“Prior to May 23, we spent a lot of time testing claims, but as long as these claims also included legacy numbers, carriers could identify who should be paid,” interjected Evans. “That changed on May 23, when legacy numbers were no longer included on claims. Payers then saw many gray situations but didn’t know how to process those claims. Plus, some carriers told us simply, ‘if there is any question about where the money should go, it won’t go anywhere’.”
Use of NPI Mandated Under HIPAA Statute
BLAME THE HEALTH INSURANCE PORTABILITY AND ACCOUNTABILITY ACT (HIPAA) of 1996 for all the turmoil surrounding claims rejected since May 23 for not meeting the new rules for use of National Provider Identifier (NPI) numbers.
HIPAA mandated that all physicians and provider organizations use National Provider Identifier (NPI) numbers on claims. The deadline for large health plans and provider organizations to implement NPI was May 23, 2007, but the federal Department of Health and Human Services (HHS) delayed implementation of NPI for individual physicians and small health plans until May 23 of this year.

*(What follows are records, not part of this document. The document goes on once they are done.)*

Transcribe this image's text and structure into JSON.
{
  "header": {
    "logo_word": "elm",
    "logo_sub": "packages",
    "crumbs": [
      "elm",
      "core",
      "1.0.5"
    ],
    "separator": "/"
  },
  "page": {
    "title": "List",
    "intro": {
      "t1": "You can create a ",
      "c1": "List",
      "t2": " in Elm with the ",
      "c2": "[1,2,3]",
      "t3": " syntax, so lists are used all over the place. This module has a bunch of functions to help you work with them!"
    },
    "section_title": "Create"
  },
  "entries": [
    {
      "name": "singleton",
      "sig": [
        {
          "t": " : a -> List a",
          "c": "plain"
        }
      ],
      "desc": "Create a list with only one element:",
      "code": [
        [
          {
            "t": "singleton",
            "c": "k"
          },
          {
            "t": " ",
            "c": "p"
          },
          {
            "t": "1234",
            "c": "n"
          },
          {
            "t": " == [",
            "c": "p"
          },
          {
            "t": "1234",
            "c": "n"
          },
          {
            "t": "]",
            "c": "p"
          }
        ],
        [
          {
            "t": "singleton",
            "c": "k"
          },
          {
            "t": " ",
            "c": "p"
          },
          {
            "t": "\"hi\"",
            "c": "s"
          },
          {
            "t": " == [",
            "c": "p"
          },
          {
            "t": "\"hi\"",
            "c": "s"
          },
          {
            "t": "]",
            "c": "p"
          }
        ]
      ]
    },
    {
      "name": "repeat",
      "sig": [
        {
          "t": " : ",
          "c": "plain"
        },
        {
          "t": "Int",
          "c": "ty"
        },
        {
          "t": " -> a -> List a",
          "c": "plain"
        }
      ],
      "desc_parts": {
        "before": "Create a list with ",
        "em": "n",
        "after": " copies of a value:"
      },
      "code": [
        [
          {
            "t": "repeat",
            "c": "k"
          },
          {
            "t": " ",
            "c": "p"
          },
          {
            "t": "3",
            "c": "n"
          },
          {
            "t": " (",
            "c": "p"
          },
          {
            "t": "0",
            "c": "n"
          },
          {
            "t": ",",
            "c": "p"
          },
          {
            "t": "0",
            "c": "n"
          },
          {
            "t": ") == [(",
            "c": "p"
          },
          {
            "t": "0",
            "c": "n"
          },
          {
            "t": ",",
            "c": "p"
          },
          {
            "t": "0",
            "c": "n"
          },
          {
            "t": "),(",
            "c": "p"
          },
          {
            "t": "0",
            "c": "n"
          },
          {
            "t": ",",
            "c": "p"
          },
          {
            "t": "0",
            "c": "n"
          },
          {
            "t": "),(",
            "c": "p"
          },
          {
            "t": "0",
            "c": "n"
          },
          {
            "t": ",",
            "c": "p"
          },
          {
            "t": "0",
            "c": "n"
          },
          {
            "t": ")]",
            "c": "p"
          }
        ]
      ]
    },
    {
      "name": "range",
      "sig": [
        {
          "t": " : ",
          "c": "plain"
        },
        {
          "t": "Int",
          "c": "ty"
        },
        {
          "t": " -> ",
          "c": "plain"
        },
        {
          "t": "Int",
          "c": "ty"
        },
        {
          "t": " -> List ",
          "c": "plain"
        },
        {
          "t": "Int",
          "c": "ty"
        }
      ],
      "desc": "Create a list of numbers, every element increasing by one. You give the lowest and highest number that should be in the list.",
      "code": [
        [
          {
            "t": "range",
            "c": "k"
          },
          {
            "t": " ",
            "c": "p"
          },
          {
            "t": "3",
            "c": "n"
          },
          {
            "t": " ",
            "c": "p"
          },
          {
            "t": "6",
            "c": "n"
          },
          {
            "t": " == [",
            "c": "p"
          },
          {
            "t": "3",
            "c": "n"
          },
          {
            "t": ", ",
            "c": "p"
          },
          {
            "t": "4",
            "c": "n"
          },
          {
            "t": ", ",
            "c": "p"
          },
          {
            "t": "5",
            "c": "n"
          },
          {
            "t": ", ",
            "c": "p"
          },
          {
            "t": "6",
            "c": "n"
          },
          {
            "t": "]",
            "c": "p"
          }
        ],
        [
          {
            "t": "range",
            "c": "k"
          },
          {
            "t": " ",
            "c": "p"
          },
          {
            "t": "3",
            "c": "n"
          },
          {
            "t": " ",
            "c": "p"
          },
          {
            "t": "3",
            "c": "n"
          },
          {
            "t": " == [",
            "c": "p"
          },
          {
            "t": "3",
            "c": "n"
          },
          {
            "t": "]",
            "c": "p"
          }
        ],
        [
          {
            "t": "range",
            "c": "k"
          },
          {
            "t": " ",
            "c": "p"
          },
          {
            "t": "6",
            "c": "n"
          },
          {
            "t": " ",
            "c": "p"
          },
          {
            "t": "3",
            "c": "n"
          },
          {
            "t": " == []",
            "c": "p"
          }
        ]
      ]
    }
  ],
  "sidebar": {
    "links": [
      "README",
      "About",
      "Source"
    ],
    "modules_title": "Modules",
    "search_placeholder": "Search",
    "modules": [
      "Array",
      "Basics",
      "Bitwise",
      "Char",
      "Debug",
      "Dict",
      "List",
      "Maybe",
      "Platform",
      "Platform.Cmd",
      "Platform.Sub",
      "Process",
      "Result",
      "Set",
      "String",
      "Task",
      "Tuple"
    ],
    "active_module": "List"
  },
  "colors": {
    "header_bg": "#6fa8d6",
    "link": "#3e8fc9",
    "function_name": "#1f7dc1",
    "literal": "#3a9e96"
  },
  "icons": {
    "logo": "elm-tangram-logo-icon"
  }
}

On its Web site, HHS says NPI is required for all HIPAA standard transactions, meaning that for all primary and secondary provider fields, only the NPI will be accepted and only the NPI should be sent on all HIPAA electronic transactions (837I, 837P, NCPDP, DDE, 276/277, 270/271 and 835), paper claims (UB-04 and CMS-1500), and SPR remittance advice. Using Medicare legacy identifiers in any primary or secondary provider fields will result in the rejection of the transaction, HHS said. More information is available on CMS’ Web site: http://www.cms.hhs.gov/National ProvIdentstand/.